> **WORK TO BE COMPLETED**: Once you have read the data below, please repeat all of it exactly.
(SOURCE DATA Opens)
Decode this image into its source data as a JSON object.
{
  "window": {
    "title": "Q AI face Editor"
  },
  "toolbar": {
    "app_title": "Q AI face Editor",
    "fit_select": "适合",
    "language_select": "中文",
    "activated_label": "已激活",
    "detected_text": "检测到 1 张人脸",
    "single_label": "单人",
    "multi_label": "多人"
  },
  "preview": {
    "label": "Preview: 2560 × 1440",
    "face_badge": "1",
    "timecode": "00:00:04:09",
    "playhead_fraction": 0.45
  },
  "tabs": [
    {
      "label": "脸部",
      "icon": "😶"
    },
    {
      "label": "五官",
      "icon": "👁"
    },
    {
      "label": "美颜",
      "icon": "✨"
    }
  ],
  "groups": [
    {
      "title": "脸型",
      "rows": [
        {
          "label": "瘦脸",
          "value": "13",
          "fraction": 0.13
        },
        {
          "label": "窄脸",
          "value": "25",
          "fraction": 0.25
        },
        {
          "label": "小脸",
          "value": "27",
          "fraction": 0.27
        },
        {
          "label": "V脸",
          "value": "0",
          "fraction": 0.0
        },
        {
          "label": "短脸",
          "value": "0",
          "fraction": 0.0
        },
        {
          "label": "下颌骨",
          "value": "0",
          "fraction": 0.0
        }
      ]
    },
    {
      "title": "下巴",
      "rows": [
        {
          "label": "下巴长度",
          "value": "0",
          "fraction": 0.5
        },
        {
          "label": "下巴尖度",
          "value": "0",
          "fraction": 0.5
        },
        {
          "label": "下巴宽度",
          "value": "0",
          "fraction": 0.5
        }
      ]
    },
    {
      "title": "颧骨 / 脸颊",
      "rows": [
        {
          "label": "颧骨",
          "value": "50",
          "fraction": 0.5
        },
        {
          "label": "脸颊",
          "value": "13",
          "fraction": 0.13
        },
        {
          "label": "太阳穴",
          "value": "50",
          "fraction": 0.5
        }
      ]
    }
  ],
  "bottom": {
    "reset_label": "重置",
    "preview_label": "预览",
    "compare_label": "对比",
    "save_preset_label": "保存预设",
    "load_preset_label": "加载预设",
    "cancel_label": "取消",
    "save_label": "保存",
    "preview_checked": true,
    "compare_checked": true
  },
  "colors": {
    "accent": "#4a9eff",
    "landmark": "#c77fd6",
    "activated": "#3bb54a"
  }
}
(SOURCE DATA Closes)
> **SOLUTION TO THE EXERCISE**:
Decode this image into its source data as a JSON object.
{
  "window": {
    "title": "Q AI face Editor"
  },
  "toolbar": {
    "app_title": "Q AI face Editor",
    "fit_select": "适合",
    "language_select": "中文",
    "activated_label": "已激活",
    "detected_text": "检测到 1 张人脸",
    "single_label": "单人",
    "multi_label": "多人"
  },
  "preview": {
    "label": "Preview: 2560 × 1440",
    "face_badge": "1",
    "timecode": "00:00:04:09",
    "playhead_fraction": 0.45
  },
  "tabs": [
    {
      "label": "脸部",
      "icon": "😶"
    },
    {
      "label": "五官",
      "icon": "👁"
    },
    {
      "label": "美颜",
      "icon": "✨"
    }
  ],
  "groups": [
    {
      "title": "脸型",
      "rows": [
        {
          "label": "瘦脸",
          "value": "13",
          "fraction": 0.13
        },
        {
          "label": "窄脸",
          "value": "25",
          "fraction": 0.25
        },
        {
          "label": "小脸",
          "value": "27",
          "fraction": 0.27
        },
        {
          "label": "V脸",
          "value": "0",
          "fraction": 0.0
        },
        {
          "label": "短脸",
          "value": "0",
          "fraction": 0.0
        },
        {
          "label": "下颌骨",
          "value": "0",
          "fraction": 0.0
        }
      ]
    },
    {
      "title": "下巴",
      "rows": [
        {
          "label": "下巴长度",
          "value": "0",
          "fraction": 0.5
        },
        {
          "label": "下巴尖度",
          "value": "0",
          "fraction": 0.5
        },
        {
          "label": "下巴宽度",
          "value": "0",
          "fraction": 0.5
        }
      ]
    },
    {
      "title": "颧骨 / 脸颊",
      "rows": [
        {
          "label": "颧骨",
          "value": "50",
          "fraction": 0.5
        },
        {
          "label": "脸颊",
          "value": "13",
          "fraction": 0.13
        },
        {
          "label": "太阳穴",
          "value": "50",
          "fraction": 0.5
        }
      ]
    }
  ],
  "bottom": {
    "reset_label": "重置",
    "preview_label": "预览",
    "compare_label": "对比",
    "save_preset_label": "保存预设",
    "load_preset_label": "加载预设",
    "cancel_label": "取消",
    "save_label": "保存",
    "preview_checked": true,
    "compare_checked": true
  },
  "colors": {
    "accent": "#4a9eff",
    "landmark": "#c77fd6",
    "activated": "#3bb54a"
  }
}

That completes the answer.